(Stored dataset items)
=-=-=-=-=
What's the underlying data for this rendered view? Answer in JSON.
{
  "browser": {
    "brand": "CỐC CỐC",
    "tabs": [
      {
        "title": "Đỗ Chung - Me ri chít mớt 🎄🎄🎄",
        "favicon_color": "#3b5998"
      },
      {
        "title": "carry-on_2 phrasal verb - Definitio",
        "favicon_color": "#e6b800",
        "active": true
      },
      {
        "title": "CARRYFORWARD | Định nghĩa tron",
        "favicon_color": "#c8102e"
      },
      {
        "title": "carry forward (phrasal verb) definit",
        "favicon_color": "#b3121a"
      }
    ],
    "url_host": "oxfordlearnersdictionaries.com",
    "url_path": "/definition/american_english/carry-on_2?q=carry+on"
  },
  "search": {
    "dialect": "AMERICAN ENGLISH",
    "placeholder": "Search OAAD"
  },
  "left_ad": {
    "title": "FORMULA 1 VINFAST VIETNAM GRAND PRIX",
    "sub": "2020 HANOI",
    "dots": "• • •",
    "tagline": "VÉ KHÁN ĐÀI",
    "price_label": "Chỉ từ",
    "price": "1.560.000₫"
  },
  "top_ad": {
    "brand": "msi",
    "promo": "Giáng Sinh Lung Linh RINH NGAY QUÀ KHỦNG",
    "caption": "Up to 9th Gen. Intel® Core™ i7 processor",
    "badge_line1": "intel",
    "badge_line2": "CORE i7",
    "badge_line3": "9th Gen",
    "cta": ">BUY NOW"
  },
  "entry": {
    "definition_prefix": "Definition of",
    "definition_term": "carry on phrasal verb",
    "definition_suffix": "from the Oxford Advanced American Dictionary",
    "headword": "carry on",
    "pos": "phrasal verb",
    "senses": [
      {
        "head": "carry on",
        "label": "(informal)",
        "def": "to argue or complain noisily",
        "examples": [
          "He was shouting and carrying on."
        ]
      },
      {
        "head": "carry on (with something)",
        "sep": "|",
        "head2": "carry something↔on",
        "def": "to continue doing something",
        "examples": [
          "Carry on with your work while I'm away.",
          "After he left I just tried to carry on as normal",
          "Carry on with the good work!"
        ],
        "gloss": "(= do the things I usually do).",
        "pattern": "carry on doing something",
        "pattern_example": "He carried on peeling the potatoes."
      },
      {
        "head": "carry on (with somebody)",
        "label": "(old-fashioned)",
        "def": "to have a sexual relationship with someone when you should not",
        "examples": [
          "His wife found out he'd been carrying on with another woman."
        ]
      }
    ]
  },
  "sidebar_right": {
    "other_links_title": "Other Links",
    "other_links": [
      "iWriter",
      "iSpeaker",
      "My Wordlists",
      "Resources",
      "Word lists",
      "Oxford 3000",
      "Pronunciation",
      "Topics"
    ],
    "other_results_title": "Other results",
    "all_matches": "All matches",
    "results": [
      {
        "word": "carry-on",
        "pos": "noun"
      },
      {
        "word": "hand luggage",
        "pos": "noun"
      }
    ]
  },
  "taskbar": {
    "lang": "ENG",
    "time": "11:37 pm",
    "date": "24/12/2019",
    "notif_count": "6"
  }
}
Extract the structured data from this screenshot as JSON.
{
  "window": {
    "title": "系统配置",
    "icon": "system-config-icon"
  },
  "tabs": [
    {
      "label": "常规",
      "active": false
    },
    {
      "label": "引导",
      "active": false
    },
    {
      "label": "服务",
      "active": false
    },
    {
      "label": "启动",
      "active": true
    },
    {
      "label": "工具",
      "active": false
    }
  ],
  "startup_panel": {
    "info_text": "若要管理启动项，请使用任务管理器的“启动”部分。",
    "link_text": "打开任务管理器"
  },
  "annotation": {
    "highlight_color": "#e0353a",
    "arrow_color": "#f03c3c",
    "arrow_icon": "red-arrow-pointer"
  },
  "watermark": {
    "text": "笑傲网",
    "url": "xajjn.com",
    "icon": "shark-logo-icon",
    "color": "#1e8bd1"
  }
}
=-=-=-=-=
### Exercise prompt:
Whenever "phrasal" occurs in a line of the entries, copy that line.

### Answer box:
        "title": "carry-on_2 phrasal verb - Definitio",
        "title": "carry forward (phrasal verb) definit",
    "definition_term": "carry on phrasal verb",
    "pos": "phrasal verb",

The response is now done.